- Noise Basics
- Basics of Sound
- What models and metrics are used to measure Community Noise Exposure?
- What can I learn about Sound Perception and Hearing?
- What has been done to reduce Aircraft Noise?
- What are the Federal Aviation Regulations that deal with Aircraft Noise?
- How does Weather affect Aviation Operations?
- 1968: The FAA was given authority to impose aircraft noise standards.
- 1969: The FAA issued noise standards for new designs of civil subsonic jet aircraft. Aircraft that met these standards were later called Stage 2 aircraft. Those that didn't were called Stage 1 aircraft.
- 1973: The FAA expanded its standards to apply not only to new aircraft designs, but also to newly produced aircraft.
- 1976: The FAA ordered a phase-out of all Stage 1 aircraft over 75,000 lbs. before 1/1/85.This banned them from using U.S. airports after the determined date.
- 1977: The FAA established stricter noise regulations for new aircraft. It also established the "Stage" designations. Aircraft that conformed to the new regulations were termed "Stage 3" aircraft.
- 1980: The FAA is directed by Congress to: (1) make the cutoff date for four-engine airplanes apply to foreign airplanes operating in the United States also; and (2) develop a regulation for airports to follow if they choose to develop a noise compatibility study.
- 1982: The Airport and Airway Improvement Act was enacted. This act provided for airport improvement program funding.

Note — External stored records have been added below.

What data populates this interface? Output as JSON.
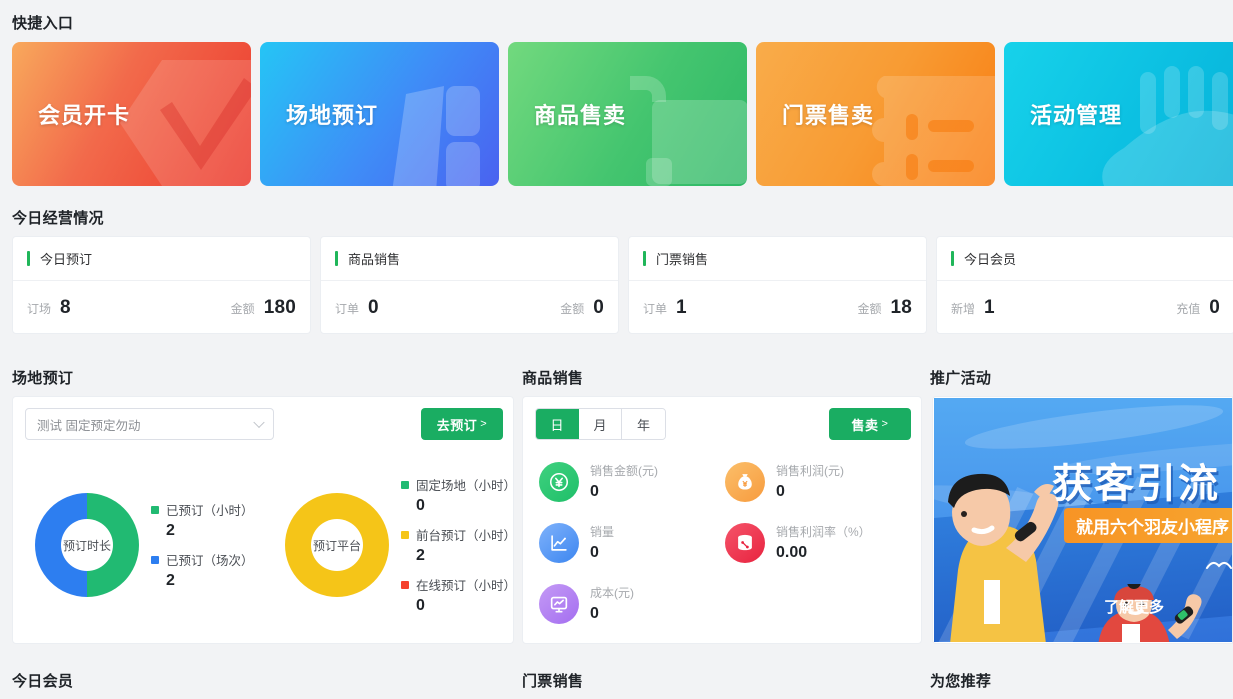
{
  "quick_entry": {
    "title": "快捷入口",
    "cards": [
      {
        "label": "会员开卡",
        "theme": "qc-red",
        "icon": "membership-card-icon",
        "color": "#ec3a2e"
      },
      {
        "label": "场地预订",
        "theme": "qc-blue",
        "icon": "venue-building-icon",
        "color": "#4a62f0"
      },
      {
        "label": "商品售卖",
        "theme": "qc-green",
        "icon": "shopping-cart-icon",
        "color": "#2eb866"
      },
      {
        "label": "门票售卖",
        "theme": "qc-orange",
        "icon": "ticket-list-icon",
        "color": "#f97d11"
      },
      {
        "label": "活动管理",
        "theme": "qc-cyan",
        "icon": "hand-wave-icon",
        "color": "#06b1d8"
      }
    ]
  },
  "today_business": {
    "title": "今日经营情况",
    "accent_color": "#20b65a",
    "cards": [
      {
        "title": "今日预订",
        "left_key": "订场",
        "left_value": "8",
        "right_key": "金额",
        "right_value": "180"
      },
      {
        "title": "商品销售",
        "left_key": "订单",
        "left_value": "0",
        "right_key": "金额",
        "right_value": "0"
      },
      {
        "title": "门票销售",
        "left_key": "订单",
        "left_value": "1",
        "right_key": "金额",
        "right_value": "18"
      },
      {
        "title": "今日会员",
        "left_key": "新增",
        "left_value": "1",
        "right_key": "充值",
        "right_value": "0"
      }
    ]
  },
  "venue": {
    "title": "场地预订",
    "select_value": "测试 固定预定勿动",
    "action_label": "去预订",
    "action_arrow": ">",
    "chart_data": [
      {
        "type": "pie",
        "title": "预订时长",
        "center_label": "预订时长",
        "categories": [
          "已预订（小时）",
          "已预订（场次）"
        ],
        "values": [
          2,
          2
        ],
        "colors": [
          "#21ba72",
          "#2d7ef0"
        ],
        "legend": "right"
      },
      {
        "type": "pie",
        "title": "预订平台",
        "center_label": "预订平台",
        "categories": [
          "固定场地（小时）",
          "前台预订（小时）",
          "在线预订（小时）"
        ],
        "values": [
          0,
          2,
          0
        ],
        "colors": [
          "#21ba72",
          "#f5c518",
          "#f5412d"
        ],
        "legend": "right"
      }
    ]
  },
  "goods": {
    "title": "商品销售",
    "tabs": [
      {
        "label": "日",
        "active": true
      },
      {
        "label": "月",
        "active": false
      },
      {
        "label": "年",
        "active": false
      }
    ],
    "action_label": "售卖",
    "action_arrow": ">",
    "metrics": [
      {
        "key": "销售金额(元)",
        "value": "0",
        "icon": "yen-coin-icon",
        "theme": "g-green"
      },
      {
        "key": "销售利润(元)",
        "value": "0",
        "icon": "money-bag-icon",
        "theme": "g-orange"
      },
      {
        "key": "销量",
        "value": "0",
        "icon": "line-chart-icon",
        "theme": "g-blue"
      },
      {
        "key": "销售利润率（%）",
        "value": "0.00",
        "icon": "database-percent-icon",
        "theme": "g-red"
      },
      {
        "key": "成本(元)",
        "value": "0",
        "icon": "presentation-icon",
        "theme": "g-purple"
      }
    ]
  },
  "promo": {
    "title": "推广活动",
    "banner": {
      "headline": "获客引流",
      "subtitle": "就用六个羽友小程序",
      "more_label": "了解更多"
    }
  },
  "bottom_sections": {
    "member": "今日会员",
    "ticket": "门票销售",
    "recommend": "为您推荐"
  }
}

- 1990: Congress passed the Airport Noise and Capacity Act of 1990 (ANCA).
- Civil subsonic jet airplanes weighing more that 75,000 lbs had to meet the Stage 3 regulations by 12/31/99.
- A gradual phase-out of Stage 2 aircraft or a gradual phase-in of Stage 3 aircraft before the 1999 date was also required.
- 1990: Aviation Safety and Capacity Act. The Passenger Facility Charge Funding was established.
- 2005: The FAA adopted a new Stage 4 noise standard. It applies to new aircraft designs submitted on or after 7/5/05.
United States General Accounting Office.Aviation and the environment [electronic resource]: transitions to quieter aircraft occurred as planned, but concerns about noise persist.Washington: GPO, 2001.
For definitions of words used in this section go to the NoiseQuest Glossary of Terms.